The Chester County Junior High’s Robotics classes and Chester County High School’s Coding classes will be able to enhance their education with the help of funds from grants through the Tennessee Valley Authority and Southwest Tennessee Electric Membership Corporation.
The competitive grant program provided teachers an opportunity to apply for funding up to $5,000 and preference was given to grant applications that explored TVA’s primary areas of focus: environment, energy, economic and career development and community problem solving as well as pandemic related projects. Schools who receive grant funding must receive their power from a TVA distributor.
Chester County’s Junior High’s Robotics program, instructed by Dr. Colette Carrabba and Lindley Carpenter, received the max amount of $5,000 in grant money.
Dr. Carrabba is the one who applied for the grant.
“Dr. Carrabba is absolutely exceptional. She is one of the most outgoing, creative person that I know in order to gain money in order for our school to do great things,” CCJHS Principal Belinda Anderson said.
The students at CCJHS are using VEX IQ robots to learn the value of coding, robotics and future careers involving both.
Carrabba’s goal is for the school to get to the point of where the students can compete amongst each other and eventually against other schools.
This not only helps interest students in coding and robotics at a younger age to prepare them for possibly continuing on through high school, but also allows them to have a deeper sense of the field before they enter college.
The high school’s information and technology teacher Adele Ellington applied a grant of $1,500 for her Computer Science Foundations, Web Design and Web Development classes.
The grant money will be used toward more equipment and technology for her classes to enrich their educational experiences.
In addition to these young tech geniuses competing in competitions in computer science, web design and web development, they are also building websites for local businesses such as 7 Treat 1 and El Ranchito.
TVA awarded $800,000 to 197 schools out of over 600 applications.
Out of the 197 schools, “over 72,000 students will be directly impacted from these grants, not to mention how many will be indirectly impacted (equipment purchased for schools/programs put in place/etc. that will be used for years to come),” said T.J. Thompson of TVA Government Relations.
“Partnering with local power companies (like Southwest Tennessee Electric Membership Corporation) to make life better for the people of the Valley is foundational to our purpose and mission.
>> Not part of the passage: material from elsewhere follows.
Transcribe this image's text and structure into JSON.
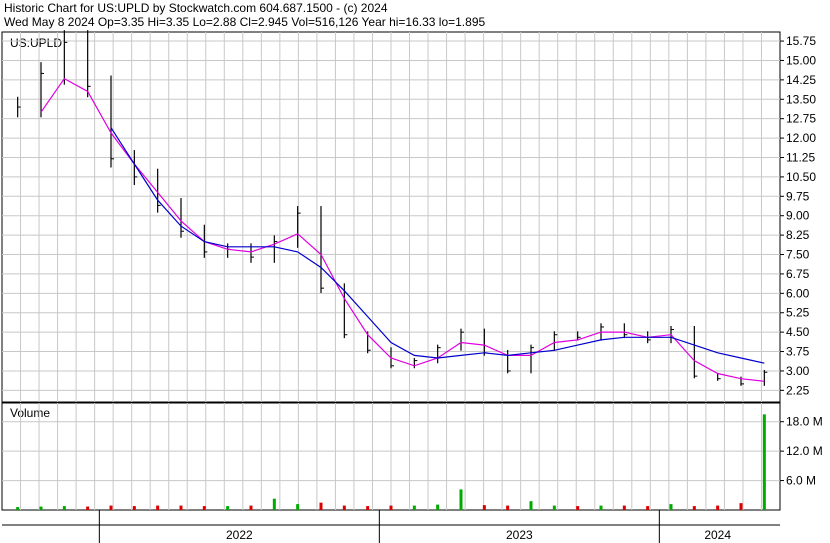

Because we don’t have investor pressure like investor-owned utilities do, we can reinvest revenues directly back to the communities we serve.”
“One of the ways we join with Local Power companies to strengthen communities is through the STEM program. Together with our retiree organization (BVI), TVA and local power companies are helping to spark interest in science, technology, engineering and mathematics among young students – opening doors to successful careers in these vital fields,” she said. “STEM education also lays the groundwork for a strong future workforce across our seven states, helping us bring industry and jobs to our region.”
“TVA is doing a really great thing here. Anything you can do do for the kids, especially in tech, gives them a really good chance of them getting a job,” said STEMC President Murphy.
“We are thrilled to be able to put money directly into the hands of teachers that are on the front lines in the classroom. We realize this year, especially, has been challenging and have been so impressed with how teachers have adapted to make sure students are still learning through this pandemic. Our hats are off to you,” Thompson said.